• Problem description:
Using the records that follow, copy every line containing the word "heading".

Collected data
■ ■ ■
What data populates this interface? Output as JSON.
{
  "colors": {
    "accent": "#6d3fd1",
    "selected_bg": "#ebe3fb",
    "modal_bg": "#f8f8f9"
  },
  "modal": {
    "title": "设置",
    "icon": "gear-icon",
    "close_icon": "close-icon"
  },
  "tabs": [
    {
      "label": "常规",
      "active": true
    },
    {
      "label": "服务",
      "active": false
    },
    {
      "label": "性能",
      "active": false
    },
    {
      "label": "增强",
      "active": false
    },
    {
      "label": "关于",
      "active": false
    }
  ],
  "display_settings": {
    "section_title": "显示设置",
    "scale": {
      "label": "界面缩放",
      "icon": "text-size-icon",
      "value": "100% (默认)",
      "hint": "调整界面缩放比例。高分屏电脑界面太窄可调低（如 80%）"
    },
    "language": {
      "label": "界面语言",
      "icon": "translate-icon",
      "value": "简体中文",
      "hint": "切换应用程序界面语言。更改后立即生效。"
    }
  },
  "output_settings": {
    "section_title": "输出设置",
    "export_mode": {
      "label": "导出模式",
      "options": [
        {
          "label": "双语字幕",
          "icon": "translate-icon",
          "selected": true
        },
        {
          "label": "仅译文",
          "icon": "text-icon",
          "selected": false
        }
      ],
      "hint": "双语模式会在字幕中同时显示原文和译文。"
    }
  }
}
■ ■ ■
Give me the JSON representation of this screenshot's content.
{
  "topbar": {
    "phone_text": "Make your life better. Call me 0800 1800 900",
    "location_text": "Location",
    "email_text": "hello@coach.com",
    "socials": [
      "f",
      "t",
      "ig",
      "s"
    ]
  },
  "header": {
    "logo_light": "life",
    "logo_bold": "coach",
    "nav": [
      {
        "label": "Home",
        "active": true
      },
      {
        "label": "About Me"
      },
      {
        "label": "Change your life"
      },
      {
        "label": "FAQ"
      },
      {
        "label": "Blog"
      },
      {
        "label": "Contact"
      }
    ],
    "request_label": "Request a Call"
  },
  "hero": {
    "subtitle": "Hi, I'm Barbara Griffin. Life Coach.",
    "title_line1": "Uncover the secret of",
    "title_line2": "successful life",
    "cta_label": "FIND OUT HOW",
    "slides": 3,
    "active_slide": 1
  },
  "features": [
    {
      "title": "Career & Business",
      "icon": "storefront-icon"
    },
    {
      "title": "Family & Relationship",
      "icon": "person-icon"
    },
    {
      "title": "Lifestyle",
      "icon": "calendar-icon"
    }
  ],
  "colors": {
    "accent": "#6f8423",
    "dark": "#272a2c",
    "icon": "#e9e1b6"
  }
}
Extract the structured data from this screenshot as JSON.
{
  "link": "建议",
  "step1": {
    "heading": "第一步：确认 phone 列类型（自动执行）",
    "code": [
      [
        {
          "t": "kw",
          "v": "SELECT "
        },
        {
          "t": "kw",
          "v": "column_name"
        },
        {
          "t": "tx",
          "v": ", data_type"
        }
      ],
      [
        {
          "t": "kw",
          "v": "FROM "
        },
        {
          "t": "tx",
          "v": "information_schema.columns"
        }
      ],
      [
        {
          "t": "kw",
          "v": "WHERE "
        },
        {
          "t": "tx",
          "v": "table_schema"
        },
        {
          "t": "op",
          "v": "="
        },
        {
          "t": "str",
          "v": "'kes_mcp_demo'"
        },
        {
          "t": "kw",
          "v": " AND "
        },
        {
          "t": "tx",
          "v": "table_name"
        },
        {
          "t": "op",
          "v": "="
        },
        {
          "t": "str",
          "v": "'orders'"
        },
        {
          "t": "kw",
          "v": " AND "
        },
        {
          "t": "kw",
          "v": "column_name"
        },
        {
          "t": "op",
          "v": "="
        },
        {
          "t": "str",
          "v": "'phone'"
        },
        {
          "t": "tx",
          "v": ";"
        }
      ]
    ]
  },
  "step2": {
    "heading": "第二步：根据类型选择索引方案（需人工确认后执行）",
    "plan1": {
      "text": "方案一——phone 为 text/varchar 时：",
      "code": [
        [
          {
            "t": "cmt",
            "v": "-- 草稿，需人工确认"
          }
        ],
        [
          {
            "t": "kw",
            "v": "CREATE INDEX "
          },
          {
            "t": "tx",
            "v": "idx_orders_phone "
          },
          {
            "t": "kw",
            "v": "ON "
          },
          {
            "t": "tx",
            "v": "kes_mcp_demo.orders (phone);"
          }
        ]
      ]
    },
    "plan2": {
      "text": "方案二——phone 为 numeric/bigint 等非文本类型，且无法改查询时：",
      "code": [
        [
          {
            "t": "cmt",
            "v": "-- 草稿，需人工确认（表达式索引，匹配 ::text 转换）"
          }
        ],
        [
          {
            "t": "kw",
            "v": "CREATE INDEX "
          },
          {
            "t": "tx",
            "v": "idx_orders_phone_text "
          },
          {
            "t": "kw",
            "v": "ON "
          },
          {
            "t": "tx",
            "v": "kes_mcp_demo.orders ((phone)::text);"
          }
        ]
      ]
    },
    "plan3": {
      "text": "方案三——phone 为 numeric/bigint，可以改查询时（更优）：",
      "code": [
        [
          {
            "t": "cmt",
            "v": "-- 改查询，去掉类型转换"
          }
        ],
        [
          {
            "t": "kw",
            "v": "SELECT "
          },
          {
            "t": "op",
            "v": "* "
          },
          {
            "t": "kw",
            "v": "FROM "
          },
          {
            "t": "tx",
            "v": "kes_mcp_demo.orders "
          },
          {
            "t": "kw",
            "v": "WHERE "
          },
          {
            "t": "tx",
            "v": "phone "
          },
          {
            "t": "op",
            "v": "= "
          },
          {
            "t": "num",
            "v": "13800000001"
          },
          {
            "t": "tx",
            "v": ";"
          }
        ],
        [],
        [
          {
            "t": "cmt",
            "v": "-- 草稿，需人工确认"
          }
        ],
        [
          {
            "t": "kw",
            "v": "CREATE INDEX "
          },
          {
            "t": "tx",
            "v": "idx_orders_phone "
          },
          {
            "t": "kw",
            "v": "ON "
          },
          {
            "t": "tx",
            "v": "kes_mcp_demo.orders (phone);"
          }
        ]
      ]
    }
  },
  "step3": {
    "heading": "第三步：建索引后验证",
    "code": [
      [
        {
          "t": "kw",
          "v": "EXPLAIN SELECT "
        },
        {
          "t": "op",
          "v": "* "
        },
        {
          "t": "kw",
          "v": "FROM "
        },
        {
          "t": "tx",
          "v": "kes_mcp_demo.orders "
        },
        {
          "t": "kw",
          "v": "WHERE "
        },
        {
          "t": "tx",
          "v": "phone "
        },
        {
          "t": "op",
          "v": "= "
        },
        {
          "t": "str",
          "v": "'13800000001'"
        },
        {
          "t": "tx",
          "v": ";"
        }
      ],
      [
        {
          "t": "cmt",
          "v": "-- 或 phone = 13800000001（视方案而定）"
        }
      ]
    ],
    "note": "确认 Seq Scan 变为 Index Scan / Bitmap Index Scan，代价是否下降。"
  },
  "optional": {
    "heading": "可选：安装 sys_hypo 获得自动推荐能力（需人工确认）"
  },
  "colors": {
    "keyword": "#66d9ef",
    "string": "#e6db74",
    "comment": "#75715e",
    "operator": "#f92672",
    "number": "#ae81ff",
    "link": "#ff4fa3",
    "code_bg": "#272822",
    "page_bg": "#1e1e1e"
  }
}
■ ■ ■
• Answer section:
    "heading": "第一步：确认 phone 列类型（自动执行）",
    "heading": "第二步：根据类型选择索引方案（需人工确认后执行）",
    "heading": "第三步：建索引后验证",
    "heading": "可选：安装 sys_hypo 获得自动推荐能力（需人工确认）"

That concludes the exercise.